Heart rate tracking data on a Fitbit fitness tracker has helped police investigators identify and charge a murder suspect, according to a New York Times report.
Though the devices are intended mainly to monitor health and motivate users to be more active, heart rate data, sleeping patterns and physical exertion measurements can be used to corroborate events during investigations, such as the murder of 67 year old San Jose, Calif. resident Karen Navarra.
At DeviceTalks Boston, Tyler Shultz will give attendees an inside look at Theranos and how he was able to sound the alarm after he realized the company was falling apart. Shultz will take attendees behind the story that everyone is talking about: the rise and fall of Elizabeth Holmes and her diagnostic company, Theranos.

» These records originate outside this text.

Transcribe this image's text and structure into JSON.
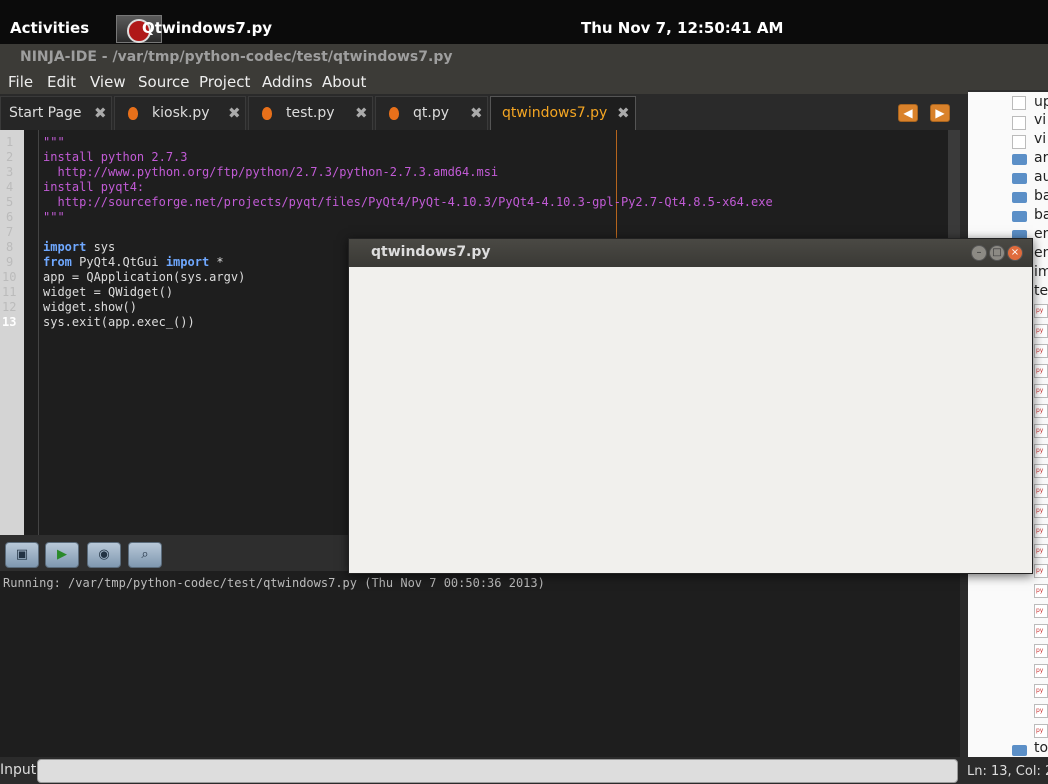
{
  "topbar": {
    "activities": "Activities",
    "app_title": "Qtwindows7.py",
    "clock": "Thu Nov  7, 12:50:41 AM"
  },
  "window_title": "NINJA-IDE - /var/tmp/python-codec/test/qtwindows7.py",
  "menu": [
    "File",
    "Edit",
    "View",
    "Source",
    "Project",
    "Addins",
    "About"
  ],
  "tabs": [
    {
      "label": "Start Page"
    },
    {
      "label": "kiosk.py"
    },
    {
      "label": "test.py"
    },
    {
      "label": "qt.py"
    },
    {
      "label": "qtwindows7.py"
    }
  ],
  "tab_close_glyph": "✖",
  "nav": {
    "back": "◀",
    "forward": "▶"
  },
  "line_numbers": [
    "1",
    "2",
    "3",
    "4",
    "5",
    "6",
    "7",
    "8",
    "9",
    "10",
    "11",
    "12",
    "13"
  ],
  "code_lines": [
    "\"\"\"",
    "install python 2.7.3",
    "  http://www.python.org/ftp/python/2.7.3/python-2.7.3.amd64.msi",
    "install pyqt4:",
    "  http://sourceforge.net/projects/pyqt/files/PyQt4/PyQt-4.10.3/PyQt4-4.10.3-gpl-Py2.7-Qt4.8.5-x64.exe",
    "\"\"\"",
    "",
    "import sys",
    "from PyQt4.QtGui import *",
    "app = QApplication(sys.argv)",
    "widget = QWidget()",
    "widget.show()",
    "sys.exit(app.exec_())"
  ],
  "toolbar_icons": [
    "console-icon",
    "run-icon",
    "stop-icon",
    "search-icon"
  ],
  "output": {
    "running": "Running: /var/tmp/python-codec/test/qtwindows7.py (Thu Nov  7 00:50:36 2013)"
  },
  "tree": {
    "items": [
      {
        "text": "up",
        "kind": "file"
      },
      {
        "text": "vi",
        "kind": "pyfile"
      },
      {
        "text": "vi",
        "kind": "pyfile"
      },
      {
        "text": "ar",
        "kind": "folder"
      },
      {
        "text": "au",
        "kind": "folder"
      },
      {
        "text": "ba",
        "kind": "folder"
      },
      {
        "text": "ba",
        "kind": "folder"
      },
      {
        "text": "en",
        "kind": "folder"
      },
      {
        "text": "en",
        "kind": "folder"
      },
      {
        "text": "im",
        "kind": "folder"
      },
      {
        "text": "te",
        "kind": "folder"
      },
      {
        "text": "to",
        "kind": "folder"
      }
    ]
  },
  "input": {
    "label": "Input:",
    "value": "",
    "position": "Ln: 13, Col: 2"
  },
  "qt_window": {
    "title": "qtwindows7.py",
    "min": "–",
    "max": "□",
    "close": "×"
  },
  "colors": {
    "keyword": "#6fa8ff",
    "string": "#c25bd6",
    "tab_active": "#f5a623",
    "accent": "#e8701a"
  }
}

Join Shultz and 1,000+ medical device professionals at the 8th annual DeviceTalks Boston.